Don't hold your breath waiting for the first fully autonomous car to hit the streets anytime soon. Car manufacturers have projected for years that we might have fully automated cars on the roads by 2018. But for all the hype that they bring, it may be years, if not decades, before self-driving systems are reliably able to avoid accidents, according to a blog published Tuesday in The Verge. The million-dollar question is whether self-driving cars will keep getting better – like image search, voice recognition and other artificial intelligence "success stories" – or will they run into a "generalization" problem like chatbots (where some chatbots couldn't make unique responses to questions)? Generalization, author Russell Brandom explained in the blog Self-driving cars are headed toward an AI roadblock, can be difficult for conventional deep learning systems.
Machine learning practitioners are often ambivalent about the ethical aspects of their products. We believe anything that gets us from that current state to one in which our systems are achieving some degree of fairness is an improvement that should be welcomed. This is true even when that progress does not get us 100% of the way to the goal of "complete" fairness or perfectly align with our personal belief on which measure of fairness is used. Some measure of fairness being built would still put us in a better position than the status quo. Impediments to getting fairness and ethical concerns applied in real applications, whether they are abstruse philosophical debates or technical overhead such as the introduction of ever more hyper-parameters, should be avoided. In this paper we further elaborate on our argument for this viewpoint and its importance.
Developing an autonomous vehicle requires a massive amount of data. Before any AV can safely navigate on the road, engineers must first train the artificial intelligence (AI) algorithms that enable the car to drive itself. Deep learning, a form of AI, is used to perceive the environment surrounding the car and to make driving decisions with superhuman levels of performance and precision. This is an enormous big data challenge. A single test vehicle can generate petabytes of data a year.
Video: Yandex's autonomous car hits Moscow's streets. Transportation is about to get a technology-driven reboot.
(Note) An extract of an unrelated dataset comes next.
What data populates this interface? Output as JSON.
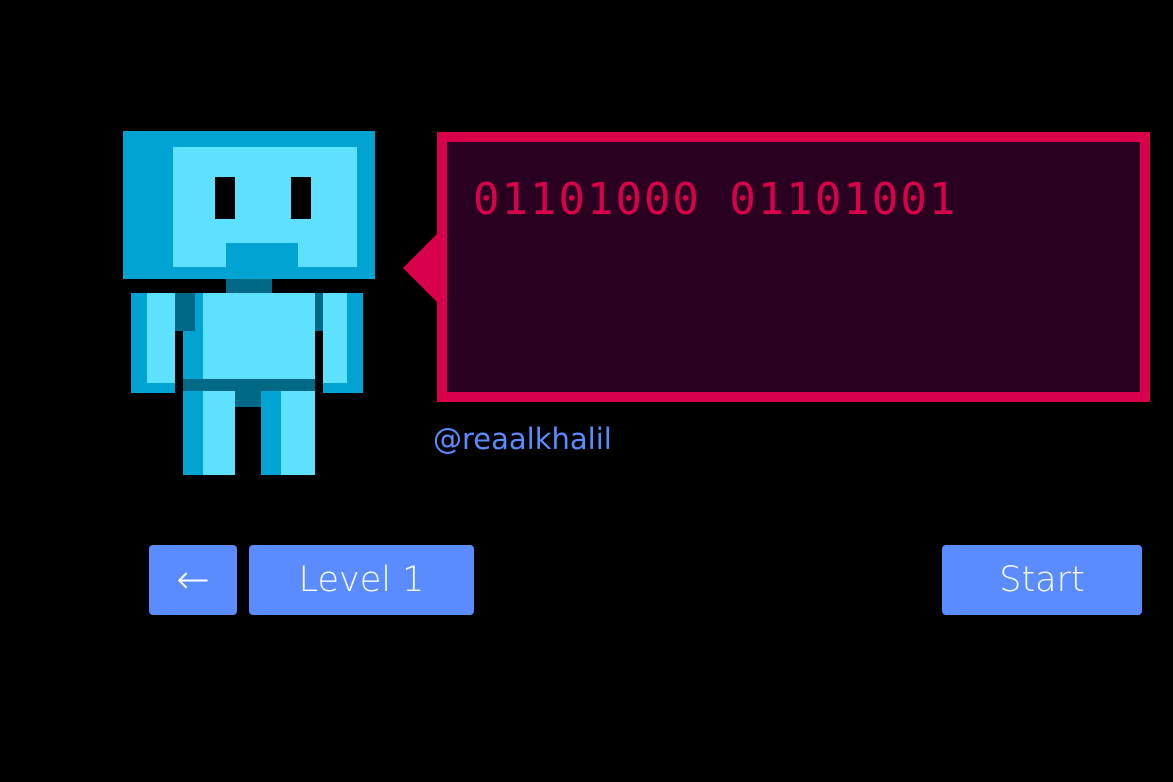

The details are still taking shape, but future transport systems will certainly be connected, data-driven and highly automated. With harsh winters, drivers who constantly switch lanes, traffic jams and occasional crashes, the Russian capital of Moscow provides a challenging setting for testing autonomous cars. "In Moscow, the guys behind you honk the horn even before the traffic lights turn green," says Dmitry Polishchuk, head of Yandex's driverless car project.